With an ERA that is top-10 in the NL, and a FIP that is top-20, Gio Gonzalez has looked really good this season. But he’s not the good, old Gonzalez of 2012, who placed third in Cy Young voting and led the league in K/9. He is pitching to contact more this season, striking out and walking fewer batters.
He’s on pace for a K/9 rate of 7.5 and BB/9 rate of 2.6, both career lows, well below career rates of 8.8 and 2.6, respectively. His K/BB rate is 2.92, also better than his career mark of 2.31.
He’s mixing pitches similarly to last season, when he started using his four-seamer less than his two-seamer/sinker last season. And while he uses his curve slightly less than his changeup, his use of the curve has been declining for years.
He continues to eschew the change against lefties and his change/curve mix against righties has remained pretty consistent. The one difference this season is a greater use of his sinker, in lieu of his curve and his four-seamer, against lefties. The increased use of his sinker is perhaps a small bit of evidence that he is trying to pitch to contact.
So far at this early point in the season, people are swinging at his 4-seamer and his changeup at higher rates than normal, but at lower rates for his sinker and curve. Meanwhile, they are whiffing less on those swings for every pitch but the curve.
The curve, which was his hardest pitch to hit a few years ago, has behaved in a probably unsustainable way. It has a very high swing-and-miss rate from righties, while lefties haven’t missed it yet this season. Taken in total, though, all of his pitches have seen less swings and misses in 2016 than in prior seasons.
He is throwing a bit softer than in years past. While he and Mike Maddux have said it is due to his mix of pitches, this isn’t really true. His 4-seamer has been sitting around 91.0 and his sinker around 90.5 – both of these are nearly 2 mph slower than last season. So sure, he’s been using his sinker more, but he also has lost velocity.
He was seeing more soft contact early this season, but at this point, he’s right at his career average. And his hard contact is a bit high compared to his average right now. What he has managed to do is give up fewer line drives and get a bunch more infield pop-ups. This has translated to a lower batting average against. But can he keep it up?

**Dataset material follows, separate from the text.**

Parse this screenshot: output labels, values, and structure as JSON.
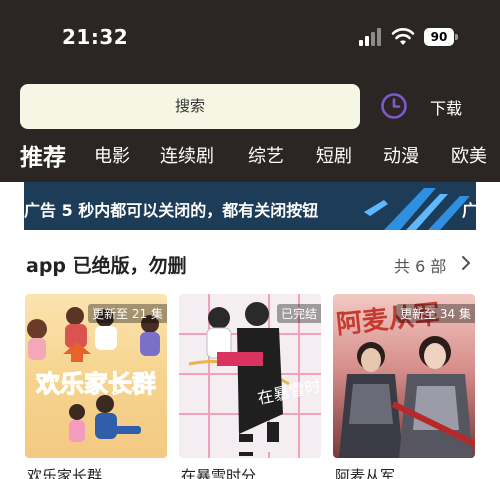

There is certainly evidence that it isn’t sustainable. His SIERA (a FIP-like ERA estimator) is worse than usual, and his BABip is low at .275 (although that’s not insanely low). His infield popup percentage of 17% is so high, his career average is 8.8%, that it is clearly the result of a small sample. Heck, even his impressive FIP is not nearly as impressive as his ERA.
Eno Sarris of fangraphs writes that Gonzalez (and James Shields) is a sell candidate, “Why would the lowest velocity and lowest swinging strike rate and the lowest strikeout rate of his career lead to some of the best recent results?”
Gonzalez probably isn’t going to stay around the top 5 in NL ERA, but that doesn’t mean he won’t continue to be a very good pitcher this season, and that reason is Mike Maddux. Or rather, the tweaks Maddux has helped Gonzalez make.
Maddux wants pitchers to increase late movement on pitches, even if it’s at the cost of some velocity. He has also changed Gonzalez’s delivery a bit, eliminating a “quick look down as he raised his leg,” ensuring that he is now always looking at the target.
He also has his pitchers charting the game before their start, something that one assumes is more useful to guys like Gonzalez, who have velocity and can no longer strike out 200 a year.
All of this has probably shown up in his low walk rate, and perhaps his lower strikeout rate, as well. The low BABip may be result of the changes, too. A regression of some sort is in order, but if the changes that Maddux initiated are the source of some of this improvement, while we may not being seeing the good, old Gonzalez, this may be the good, new Gonzalez.